## Exercise objective
Scan the records for the word "days". Return each line where it is found.

## Source data
# # # # #

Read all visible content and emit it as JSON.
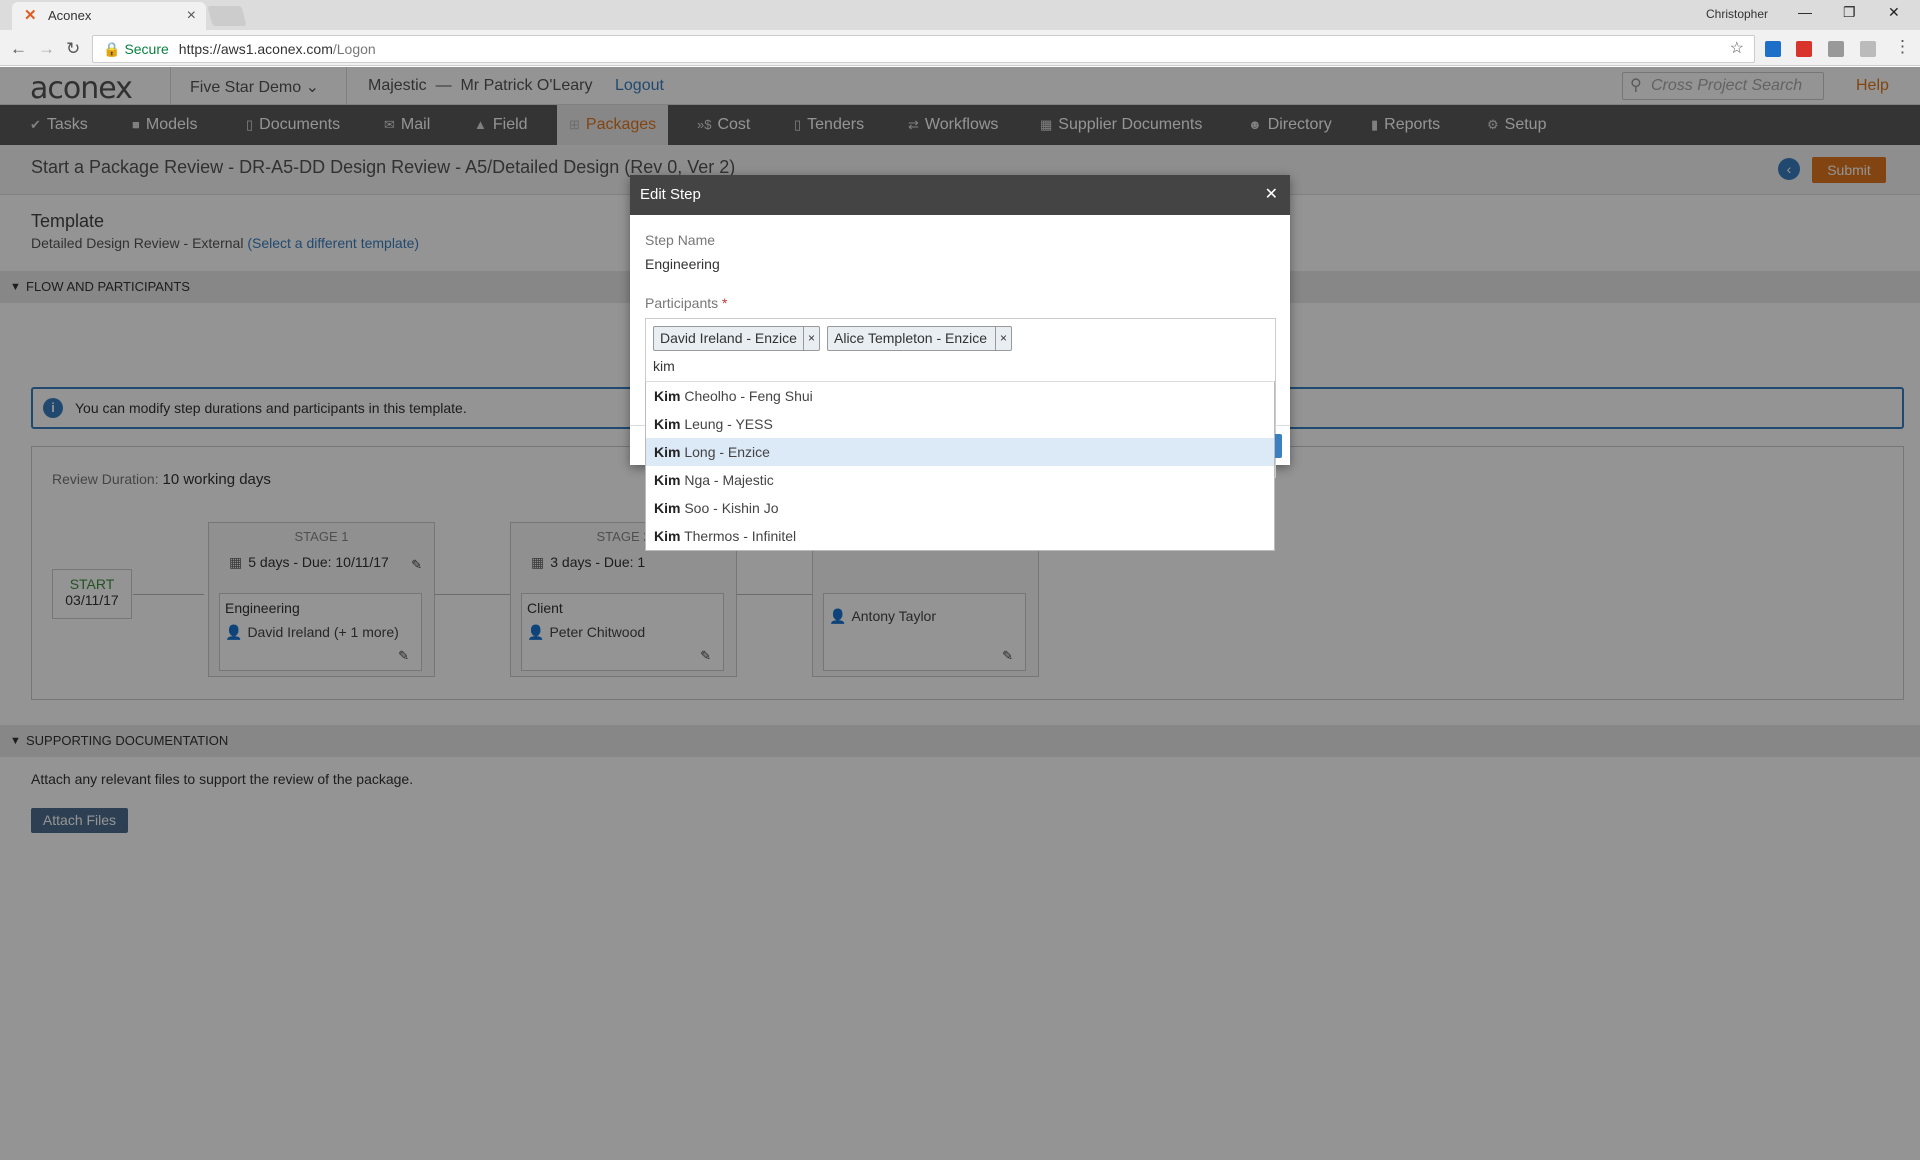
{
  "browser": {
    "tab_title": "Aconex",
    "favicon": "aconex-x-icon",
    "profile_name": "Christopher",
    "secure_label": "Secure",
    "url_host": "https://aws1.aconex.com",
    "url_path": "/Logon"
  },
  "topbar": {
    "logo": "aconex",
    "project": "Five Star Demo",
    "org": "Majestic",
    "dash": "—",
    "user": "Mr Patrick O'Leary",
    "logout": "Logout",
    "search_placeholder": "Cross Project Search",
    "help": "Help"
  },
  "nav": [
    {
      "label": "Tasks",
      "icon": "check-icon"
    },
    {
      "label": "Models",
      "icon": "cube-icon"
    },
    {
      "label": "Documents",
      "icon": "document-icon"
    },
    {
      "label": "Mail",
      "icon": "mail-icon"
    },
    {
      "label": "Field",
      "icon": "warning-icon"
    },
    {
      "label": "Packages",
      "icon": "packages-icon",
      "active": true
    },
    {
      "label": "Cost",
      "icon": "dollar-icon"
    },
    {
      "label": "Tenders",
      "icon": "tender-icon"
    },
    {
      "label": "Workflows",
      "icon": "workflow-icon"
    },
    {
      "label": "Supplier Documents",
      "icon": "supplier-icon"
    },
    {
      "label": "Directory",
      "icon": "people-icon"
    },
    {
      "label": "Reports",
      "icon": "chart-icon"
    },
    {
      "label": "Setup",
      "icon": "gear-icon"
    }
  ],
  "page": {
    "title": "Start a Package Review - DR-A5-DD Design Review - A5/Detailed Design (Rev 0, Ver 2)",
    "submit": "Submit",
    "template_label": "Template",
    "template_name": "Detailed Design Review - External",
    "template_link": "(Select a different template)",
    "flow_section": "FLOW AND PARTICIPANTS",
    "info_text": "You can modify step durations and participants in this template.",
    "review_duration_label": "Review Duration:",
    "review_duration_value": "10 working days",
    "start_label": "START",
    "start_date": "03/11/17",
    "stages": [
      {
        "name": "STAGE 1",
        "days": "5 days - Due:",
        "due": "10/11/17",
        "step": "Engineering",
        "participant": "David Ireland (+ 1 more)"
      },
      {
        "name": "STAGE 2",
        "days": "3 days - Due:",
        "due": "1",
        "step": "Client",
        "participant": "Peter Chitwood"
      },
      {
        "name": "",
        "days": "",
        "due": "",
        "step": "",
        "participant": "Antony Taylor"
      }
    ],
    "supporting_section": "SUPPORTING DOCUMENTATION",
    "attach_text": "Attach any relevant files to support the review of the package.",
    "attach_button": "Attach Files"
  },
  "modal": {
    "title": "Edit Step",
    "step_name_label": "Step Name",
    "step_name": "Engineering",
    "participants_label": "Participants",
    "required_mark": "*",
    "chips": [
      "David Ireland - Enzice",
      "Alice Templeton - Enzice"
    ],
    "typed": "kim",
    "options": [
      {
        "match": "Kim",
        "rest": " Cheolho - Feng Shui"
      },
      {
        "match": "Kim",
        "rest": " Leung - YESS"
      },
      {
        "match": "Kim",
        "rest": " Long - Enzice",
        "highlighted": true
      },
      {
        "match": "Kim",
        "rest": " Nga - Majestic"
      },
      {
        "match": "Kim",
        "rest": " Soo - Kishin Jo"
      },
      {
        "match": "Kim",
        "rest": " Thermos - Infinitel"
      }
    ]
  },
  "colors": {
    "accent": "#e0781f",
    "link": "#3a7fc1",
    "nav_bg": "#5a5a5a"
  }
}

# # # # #

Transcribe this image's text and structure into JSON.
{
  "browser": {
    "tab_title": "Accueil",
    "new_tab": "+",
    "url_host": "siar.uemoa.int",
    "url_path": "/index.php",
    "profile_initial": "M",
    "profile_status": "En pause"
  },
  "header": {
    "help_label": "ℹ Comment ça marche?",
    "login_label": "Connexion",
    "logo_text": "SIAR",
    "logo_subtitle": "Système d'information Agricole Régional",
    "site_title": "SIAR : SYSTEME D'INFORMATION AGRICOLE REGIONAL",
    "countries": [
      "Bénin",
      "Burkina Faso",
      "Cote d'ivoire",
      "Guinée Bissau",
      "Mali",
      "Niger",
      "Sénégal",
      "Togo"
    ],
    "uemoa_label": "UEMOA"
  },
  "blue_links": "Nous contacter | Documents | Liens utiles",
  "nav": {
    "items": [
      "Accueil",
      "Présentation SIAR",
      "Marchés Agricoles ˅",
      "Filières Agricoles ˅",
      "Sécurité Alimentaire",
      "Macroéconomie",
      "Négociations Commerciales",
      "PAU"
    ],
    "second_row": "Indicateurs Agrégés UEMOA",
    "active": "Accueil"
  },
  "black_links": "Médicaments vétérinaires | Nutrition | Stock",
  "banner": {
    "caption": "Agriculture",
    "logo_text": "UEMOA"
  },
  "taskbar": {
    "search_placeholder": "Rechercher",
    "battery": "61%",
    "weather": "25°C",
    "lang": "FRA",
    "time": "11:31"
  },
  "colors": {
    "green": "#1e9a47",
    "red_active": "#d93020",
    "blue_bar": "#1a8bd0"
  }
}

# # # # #

## Response for this exercise
    "review_duration_value": "10 working days",
        "days": "5 days - Due:",
        "days": "3 days - Due:",
        "days": "",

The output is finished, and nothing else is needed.